  • Spelling. Sometimes we just couldn’t spell October or March (the most popular offenders apparently)
  • Formats are all over the place, even comparing the same element and type. Ex: March 22-24, 2001 compared to March 22, 2001-March 24, 2001.
  • Use of decades was a common practice.
  • Providing single dates instead of ranges. Do we really need to say “1966, 1967, 1969” instead of “1966-1969” if we’re only missing 1968?

Next post we’ll talk about the instructions and rules we’re developing for cleaning this up and how we go about executing those decisions.


6 thoughts on “Date Formats

  1. Can I just say, I’m loving your blog posts (and your honesty about less-than-perfect legacy data!) We are in the process of planning our own retroconversion project so it is great to hear about your experiences. Thanks!

    • Thanks, Jenny! It’s been liberating to talk about these issues and so helpful for me too to hear what others are doing. Let us know anytime if you ever want to post about your retroconversion project.

  2. When you remove circa from dates, are you somehow retaining the information that the date is approximate/uncertain?

  3. Great question. You have a few options here. ArchivesSpace has a field for “date certainty” where you can specify if a date is “approximate”, “inferred”, or “questionable”. If you want to retain this information you could remove it from the date field and select one of the options under date certainty for that record. (We will probably do a version of this for our resource records, either at the collection or component level.) I’ll have an upcoming post where we talk about how to parse dates to ArchivesSpace fields.

    For our accession records, we are going to rely on institutional policy and assume that collection dates are all estimated dates. Most of the time these records were created without examining records so the dates are best guesses anyway. Based on our non-standardized practice I also know there are tons of dates that are estimated, but no one took the time to write in “circa”. We also don’t know which accessions have dates that are certain and verified. We will either decide to include “approximate” for our accession records with dates or just leave the certainty field blank relying on local practice that these dates are the best known estimate.
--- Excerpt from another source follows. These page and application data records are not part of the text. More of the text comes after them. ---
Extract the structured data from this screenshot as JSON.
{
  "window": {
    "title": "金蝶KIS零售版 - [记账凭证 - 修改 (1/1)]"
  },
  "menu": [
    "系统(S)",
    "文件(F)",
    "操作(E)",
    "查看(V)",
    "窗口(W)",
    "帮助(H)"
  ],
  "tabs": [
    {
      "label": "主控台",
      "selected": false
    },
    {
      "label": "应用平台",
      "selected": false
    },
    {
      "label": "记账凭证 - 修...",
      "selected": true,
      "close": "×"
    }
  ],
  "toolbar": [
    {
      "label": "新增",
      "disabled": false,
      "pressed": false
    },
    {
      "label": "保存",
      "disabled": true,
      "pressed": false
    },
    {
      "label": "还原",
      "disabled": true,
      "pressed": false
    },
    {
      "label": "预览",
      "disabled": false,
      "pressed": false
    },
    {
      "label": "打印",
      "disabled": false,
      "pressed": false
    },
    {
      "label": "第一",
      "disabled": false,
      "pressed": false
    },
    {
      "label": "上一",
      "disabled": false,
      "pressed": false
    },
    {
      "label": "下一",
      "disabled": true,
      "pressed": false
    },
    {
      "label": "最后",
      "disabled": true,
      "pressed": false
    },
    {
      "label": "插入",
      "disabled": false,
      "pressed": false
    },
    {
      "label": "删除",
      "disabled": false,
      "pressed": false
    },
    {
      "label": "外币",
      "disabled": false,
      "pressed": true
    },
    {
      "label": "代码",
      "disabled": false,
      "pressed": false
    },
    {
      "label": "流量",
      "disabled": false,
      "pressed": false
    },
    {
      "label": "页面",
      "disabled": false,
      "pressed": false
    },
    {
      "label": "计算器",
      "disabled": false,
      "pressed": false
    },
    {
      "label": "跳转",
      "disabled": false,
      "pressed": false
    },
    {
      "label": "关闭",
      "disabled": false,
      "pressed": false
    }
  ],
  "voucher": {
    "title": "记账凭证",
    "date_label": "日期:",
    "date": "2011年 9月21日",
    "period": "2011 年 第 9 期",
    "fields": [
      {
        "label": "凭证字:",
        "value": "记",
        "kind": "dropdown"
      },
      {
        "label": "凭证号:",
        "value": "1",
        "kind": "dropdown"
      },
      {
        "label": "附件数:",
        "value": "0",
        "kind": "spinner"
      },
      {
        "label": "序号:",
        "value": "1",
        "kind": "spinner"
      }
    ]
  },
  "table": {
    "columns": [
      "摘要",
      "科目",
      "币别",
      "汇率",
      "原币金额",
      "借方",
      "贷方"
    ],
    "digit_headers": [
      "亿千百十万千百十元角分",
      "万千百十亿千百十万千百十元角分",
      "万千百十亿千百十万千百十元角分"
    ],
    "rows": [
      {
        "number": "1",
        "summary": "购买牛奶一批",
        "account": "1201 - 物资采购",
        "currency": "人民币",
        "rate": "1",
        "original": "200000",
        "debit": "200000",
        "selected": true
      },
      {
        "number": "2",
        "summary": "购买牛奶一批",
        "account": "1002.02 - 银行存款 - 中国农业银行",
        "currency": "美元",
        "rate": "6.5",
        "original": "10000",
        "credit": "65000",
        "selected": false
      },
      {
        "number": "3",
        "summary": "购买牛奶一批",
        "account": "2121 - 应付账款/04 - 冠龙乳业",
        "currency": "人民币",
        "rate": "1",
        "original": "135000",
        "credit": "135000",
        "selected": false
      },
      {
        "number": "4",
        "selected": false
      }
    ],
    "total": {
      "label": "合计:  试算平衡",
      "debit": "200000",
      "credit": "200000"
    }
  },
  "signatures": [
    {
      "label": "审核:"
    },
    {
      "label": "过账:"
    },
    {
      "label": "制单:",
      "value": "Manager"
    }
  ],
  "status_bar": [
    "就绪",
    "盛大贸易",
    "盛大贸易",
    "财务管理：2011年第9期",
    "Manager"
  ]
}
  4. Pingback: Building a case for semantic URLs (draft post) | Steve Ammidown

  5. Pingback: Chaos —> Order | Clean Up: Dates and OpenRefine

Leave a Reply

Fill in your details below or click an icon to log in: Logo

You are commenting using your account. Log Out /  Change )

Google photo

You are commenting using your Google account. Log Out /  Change )

Twitter picture

You are commenting using your Twitter account. Log Out /  Change )

Facebook photo

You are commenting using your Facebook account. Log Out /  Change )

Connecting to %s